It's great to learn from other knitters, and in that spirit, in a recent Facebook Live broadcast, I shared some of my top tips for making your knitting or crochet better. Here they are!
1. Don't be afraid to rip! Ravel your your project if you don't like how it's turning out. Think of it as a learning experience, and use that yarn for something you'll love!
2. Practice makes perfect. If you're just learning to knit or crochet, practice every day for at least a half-hour. A good practice project is a simple swatch. This approach is very freeing; since you're not making anything, it doesn't matter if you make a mistake. Just keep going! This is good advice when learning new techniques, too.
3. Look for projects that teach you new skills. With each project, I try to choose something that will teach me something new. Look for patterns that have one or two new-to-you things, but no more than that or you might get frustrated and never finish.
Try my His & Hers Toe-Up Muklucks and learn how to work an afterthought heel!
4. Learn to use stitch markers. They are incredibly handy reminders when knitting or crocheting. Use markers to separate pattern repeats and at the beginning of rounds. They're also great for marking increases and decreases. Place one at each increase or decrease, such as when working sleeves, and you'll be able to count them easily. No searching for those make-ones or knit-two-togethers!
5. Have a can-do attitude. Learning new things can be frustrating, so be careful of your self-talk when you're trying new techniques. Tell yourself you can do it, and you WILL do it.
6. Try to finish one or two projects per week. Please note that I'm a fast knitter, and I've got a lot of projects on the needles, so this is achievable for me. Be sure and use yourself as an example and finish projects as you can, whether it's one a week or one every two or three months.

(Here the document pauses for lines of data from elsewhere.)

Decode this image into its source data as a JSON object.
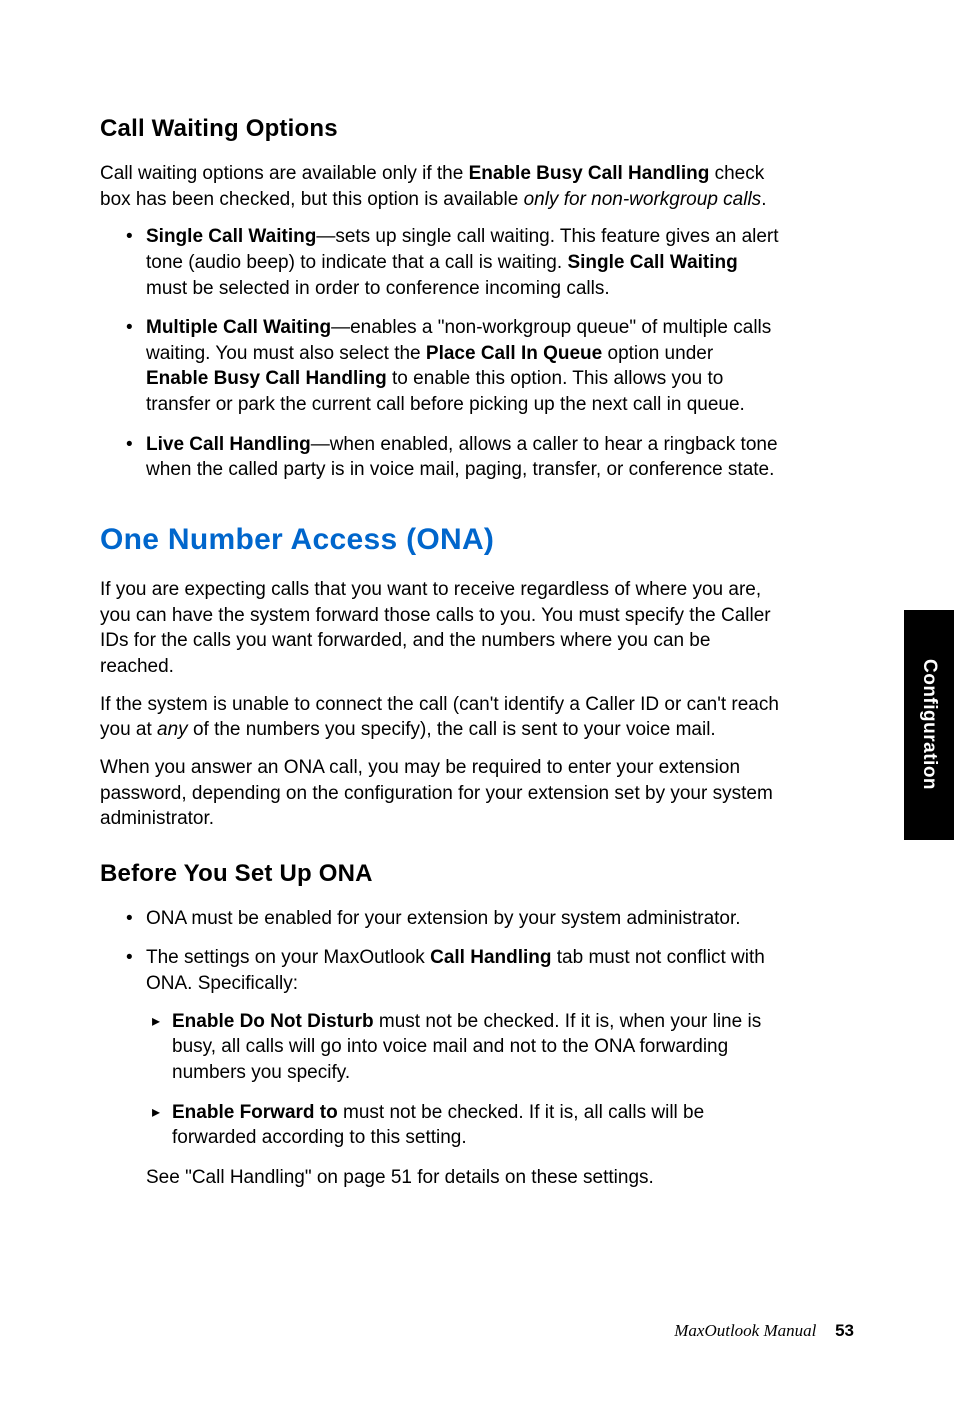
{
  "sidebar": {
    "label": "Configuration"
  },
  "sec1": {
    "heading": "Call Waiting Options",
    "intro_parts": {
      "t1": "Call waiting options are available only if the ",
      "b1": "Enable Busy Call Handling",
      "t2": " check box has been checked, but this option is available ",
      "i1": "only for non-workgroup calls",
      "t3": "."
    },
    "bullets": [
      {
        "b1": "Single Call Waiting",
        "t1": "—sets up single call waiting. This feature gives an alert tone (audio beep) to indicate that a call is waiting. ",
        "b2": "Single Call Waiting",
        "t2": " must be selected in order to conference incoming calls."
      },
      {
        "b1": "Multiple Call Waiting",
        "t1": "—enables a \"non-workgroup queue\" of multiple calls waiting. You must also select the ",
        "b2": "Place Call In Queue",
        "t2": " option under ",
        "b3": "Enable Busy Call Handling",
        "t3": " to enable this option. This allows you to transfer or park the current call before picking up the next call in queue."
      },
      {
        "b1": "Live Call Handling",
        "t1": "—when enabled, allows a caller to hear a ringback tone when the called party is in voice mail, paging, transfer, or conference state."
      }
    ]
  },
  "sec2": {
    "heading": "One Number Access (ONA)",
    "p1": "If you are expecting calls that you want to receive regardless of where you are, you can have the system forward those calls to you. You must specify the Caller IDs for the calls you want forwarded, and the numbers where you can be reached.",
    "p2_parts": {
      "t1": "If the system is unable to connect the call (can't identify a Caller ID or can't reach you at ",
      "i1": "any",
      "t2": " of the numbers you specify), the call is sent to your voice mail."
    },
    "p3": "When you answer an ONA call, you may be required to enter your extension password, depending on the configuration for your extension set by your system administrator."
  },
  "sec3": {
    "heading": "Before You Set Up ONA",
    "bullets": [
      {
        "t1": "ONA must be enabled for your extension by your system administrator."
      },
      {
        "t1": "The settings on your MaxOutlook ",
        "b1": "Call Handling",
        "t2": " tab must not conflict with ONA. Specifically:",
        "sub": [
          {
            "b1": "Enable Do Not Disturb",
            "t1": " must not be checked. If it is, when your line is busy, all calls will go into voice mail and not to the ONA forwarding numbers you specify."
          },
          {
            "b1": "Enable Forward to",
            "t1": " must not be checked. If it is, all calls will be forwarded according to this setting."
          }
        ],
        "after": "See \"Call Handling\" on page 51 for details on these settings."
      }
    ]
  },
  "footer": {
    "title": "MaxOutlook Manual",
    "page": "53"
  }
}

7. Learn how to read patterns. Knitting and crochet patterns have a language of their own, and it's important to learn it if you want to advance. Use the experts at your local yarn shop, on the internet (especially YouTube!), and travel to conventions if you can. There's so much to learn. Here's a video i made on how to read knit and crochet patterns.

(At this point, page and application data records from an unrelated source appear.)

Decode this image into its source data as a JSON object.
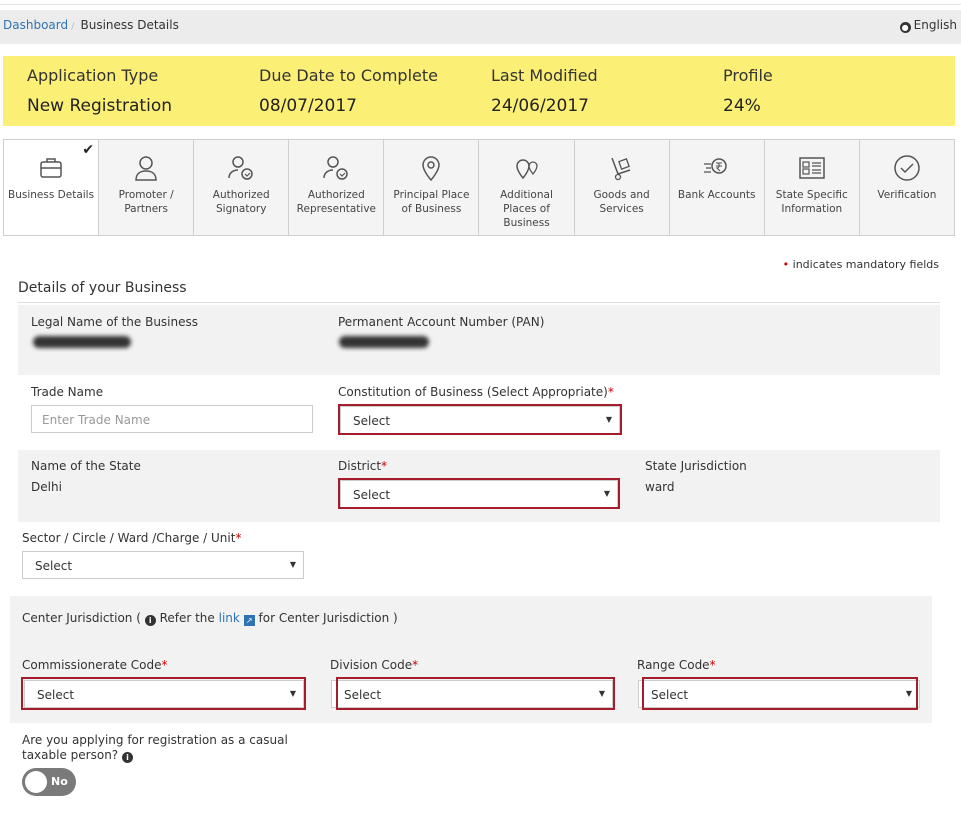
{
  "breadcrumb": {
    "home": "Dashboard",
    "current": "Business Details"
  },
  "language": "English",
  "banner": {
    "application_type_label": "Application Type",
    "application_type": "New Registration",
    "due_date_label": "Due Date to Complete",
    "due_date": "08/07/2017",
    "last_modified_label": "Last Modified",
    "last_modified": "24/06/2017",
    "profile_label": "Profile",
    "profile": "24%"
  },
  "steps": [
    {
      "label": "Business Details",
      "icon": "briefcase-icon",
      "active": true,
      "completed": true
    },
    {
      "label": "Promoter / Partners",
      "icon": "person-icon"
    },
    {
      "label": "Authorized Signatory",
      "icon": "signatory-icon"
    },
    {
      "label": "Authorized Representative",
      "icon": "representative-icon"
    },
    {
      "label": "Principal Place of Business",
      "icon": "map-pin-icon"
    },
    {
      "label": "Additional Places of Business",
      "icon": "multi-pin-icon"
    },
    {
      "label": "Goods and Services",
      "icon": "hand-truck-icon"
    },
    {
      "label": "Bank Accounts",
      "icon": "rupee-icon"
    },
    {
      "label": "State Specific Information",
      "icon": "info-card-icon"
    },
    {
      "label": "Verification",
      "icon": "check-circle-icon"
    }
  ],
  "mandatory_note": "indicates mandatory fields",
  "section_title": "Details of your Business",
  "fields": {
    "legal_name_label": "Legal Name of the Business",
    "pan_label": "Permanent Account Number (PAN)",
    "trade_name_label": "Trade Name",
    "trade_name_placeholder": "Enter Trade Name",
    "constitution_label": "Constitution of Business (Select Appropriate)",
    "constitution_value": "Select",
    "state_label": "Name of the State",
    "state_value": "Delhi",
    "district_label": "District",
    "district_value": "Select",
    "state_jurisdiction_label": "State Jurisdiction",
    "state_jurisdiction_value": "ward",
    "sector_label": "Sector / Circle / Ward /Charge / Unit",
    "sector_value": "Select",
    "center_jurisdiction_prefix": "Center Jurisdiction (",
    "center_jurisdiction_refer": "Refer the",
    "center_jurisdiction_link": "link",
    "center_jurisdiction_suffix": "for Center Jurisdiction )",
    "commissionerate_label": "Commissionerate Code",
    "commissionerate_value": "Select",
    "division_label": "Division Code",
    "division_value": "Select",
    "range_label": "Range Code",
    "range_value": "Select",
    "casual_question": "Are you applying for registration as a casual taxable person?",
    "casual_toggle": "No"
  },
  "colors": {
    "banner": "#fbef75",
    "link": "#2f73b3",
    "highlight": "#a51c2b",
    "mandatory": "#cc0000"
  }
}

8. Use a notebook to record important information. I always keep a small notebook with my knitting so I can jot down which row I'm on, a modification I made, or the name of a pattern someone is knitting. So handy!
This cute book cover will have you wanting to take notes on everything!
Perfect for your knitting or crochet notebook, right? (Fits a 6" x 8" notebook.)
9. Use Ravelry to record your projects. I put all of my projects on Ravelry so I can keep track of what pattern I'm knitting, what yarn I'm using, what size I'm making, and so on. I love having everything in one place.
10. Join a knit and/or crochet group. You'll meet people who share your fiber interests and make new friends! You'll also get help and get great ideas from your fellow group members. You can also join our VIP Facebook group to share ideas and ask questions.
Please leave a comment and share one of your favorite knitting tips!
Handknit gloves are so special, and Kelley has whipped up a great free pattern for an easy pair, knit from our exclusive Bravo yarn. These gloves are soft and luxurious but also very practical. Alpaca is warm and light, so these gloves will be light as air.One of the challenges of knitting gloves is avoiding the holes that inevitably appear between the fingers, usually because enough stitches weren't picked up or they were picked up too loosely. Kelley has solved that problem!
Sometimes you just need an easy project to work on, and Kelley's new free pattern, the Simple Ribbed Hat, is the perfect cast-on for times like these.
We debuted this pattern on a recent Technique Tuesday on Facebook Live, and Kelley used it to demonstrated how to fix a few common mistakes knitters make all the time (even a pro-level knitter like Kelley!).
You'll learn how to fix dropped stitches, turn purls into knits, and fix incorrectly oriented stitches.
Have you heard of Izzy Dolls? They're darling little toys that are included in aid packages, and are sometimes a child's first toy. Designer Esther Braithwaite has developed many patterns for Izzy Dolls, sometimes called Comfort Dolls, and they're available free in her Ravelry store.
Kelley fell in love with them and decided to feature Izzy Dolls on her weekly Facebook Live broadcast, Technique Tuesday.